**WORK INSTRUCTIONS:** The records sit below. Return every line in them that holds the word "size".

**DATA SHOWN:**
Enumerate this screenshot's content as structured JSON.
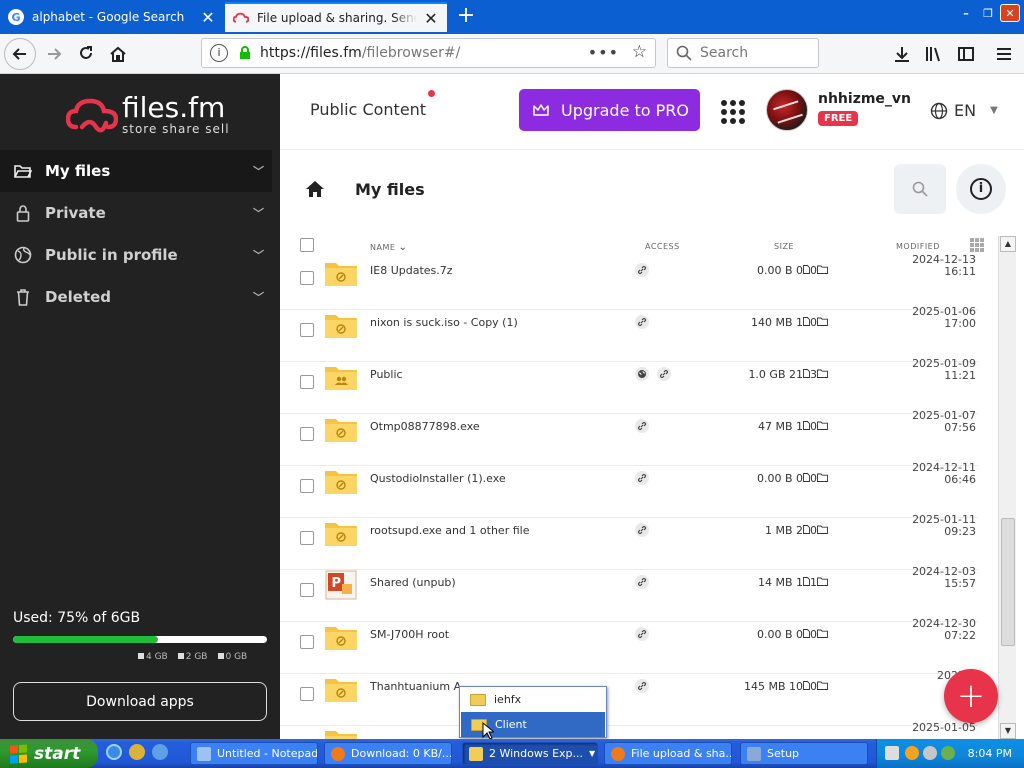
{
  "browser": {
    "tabs": [
      {
        "title": "alphabet - Google Search",
        "favicon": "G"
      },
      {
        "title": "File upload & sharing. Send large p"
      }
    ],
    "url_host": "https://files.fm",
    "url_path": "/filebrowser#/",
    "search_placeholder": "Search"
  },
  "site": {
    "brand": "files.fm",
    "tagline": "store  share  sell",
    "accent_color": "#e8344b",
    "upgrade_color": "#8c2be0"
  },
  "sidebar": {
    "items": [
      {
        "label": "My files",
        "icon": "folder-open-icon"
      },
      {
        "label": "Private",
        "icon": "lock-icon"
      },
      {
        "label": "Public in profile",
        "icon": "globe-icon"
      },
      {
        "label": "Deleted",
        "icon": "trash-icon"
      }
    ],
    "usage_label": "Used: 75% of 6GB",
    "usage_fraction": 0.75,
    "legend": [
      "4 GB",
      "2 GB",
      "0 GB"
    ],
    "download_apps": "Download apps"
  },
  "header": {
    "public_content": "Public Content",
    "upgrade": "Upgrade to PRO",
    "username": "nhhizme_vn",
    "plan_badge": "FREE",
    "language": "EN"
  },
  "main": {
    "title": "My files",
    "columns": {
      "name": "NAME",
      "access": "ACCESS",
      "size": "SIZE",
      "modified": "MODIFIED"
    }
  },
  "files": [
    {
      "name": "IE8 Updates.7z",
      "size": "0.00  B 0",
      "files": "0",
      "icon": "folder",
      "public": false,
      "date": "2024-12-13",
      "time": "16:11"
    },
    {
      "name": "nixon is suck.iso - Copy (1)",
      "size": "140 MB 1",
      "files": "0",
      "icon": "folder",
      "public": false,
      "date": "2025-01-06",
      "time": "17:00"
    },
    {
      "name": "Public",
      "size": "1.0 GB 21",
      "files": "3",
      "icon": "folder-users",
      "public": true,
      "date": "2025-01-09",
      "time": "11:21"
    },
    {
      "name": "Otmp08877898.exe",
      "size": "47 MB 1",
      "files": "0",
      "icon": "folder",
      "public": false,
      "date": "2025-01-07",
      "time": "07:56"
    },
    {
      "name": "QustodioInstaller (1).exe",
      "size": "0.00  B 0",
      "files": "0",
      "icon": "folder",
      "public": false,
      "date": "2024-12-11",
      "time": "06:46"
    },
    {
      "name": "rootsupd.exe and 1 other file",
      "size": "1 MB 2",
      "files": "0",
      "icon": "folder",
      "public": false,
      "date": "2025-01-11",
      "time": "09:23"
    },
    {
      "name": "Shared (unpub)",
      "size": "14 MB 1",
      "files": "1",
      "icon": "powerpoint",
      "public": false,
      "date": "2024-12-03",
      "time": "15:57"
    },
    {
      "name": "SM-J700H root",
      "size": "0.00  B 0",
      "files": "0",
      "icon": "folder",
      "public": false,
      "date": "2024-12-30",
      "time": "07:22"
    },
    {
      "name": "Thanhtuanium A",
      "size": "145 MB 10",
      "files": "0",
      "icon": "folder",
      "public": false,
      "date": "2025-0",
      "time": ""
    },
    {
      "name": "",
      "size": "",
      "files": "",
      "icon": "folder",
      "public": false,
      "date": "2025-01-05",
      "time": ""
    }
  ],
  "popup": {
    "items": [
      "iehfx",
      "Client"
    ]
  },
  "taskbar": {
    "start": "start",
    "buttons": [
      {
        "label": "Untitled - Notepad"
      },
      {
        "label": "Download: 0 KB/..."
      },
      {
        "label": "2 Windows Exp..."
      },
      {
        "label": "File upload & sha..."
      },
      {
        "label": "Setup"
      }
    ],
    "clock": "8:04 PM"
  }
}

**ANSWER AREA:**
      "size": "SIZE",
      "size": "0.00  B 0",
      "size": "140 MB 1",
      "size": "1.0 GB 21",
      "size": "47 MB 1",
      "size": "0.00  B 0",
      "size": "1 MB 2",
      "size": "14 MB 1",
      "size": "0.00  B 0",
      "size": "145 MB 10",
      "size": "",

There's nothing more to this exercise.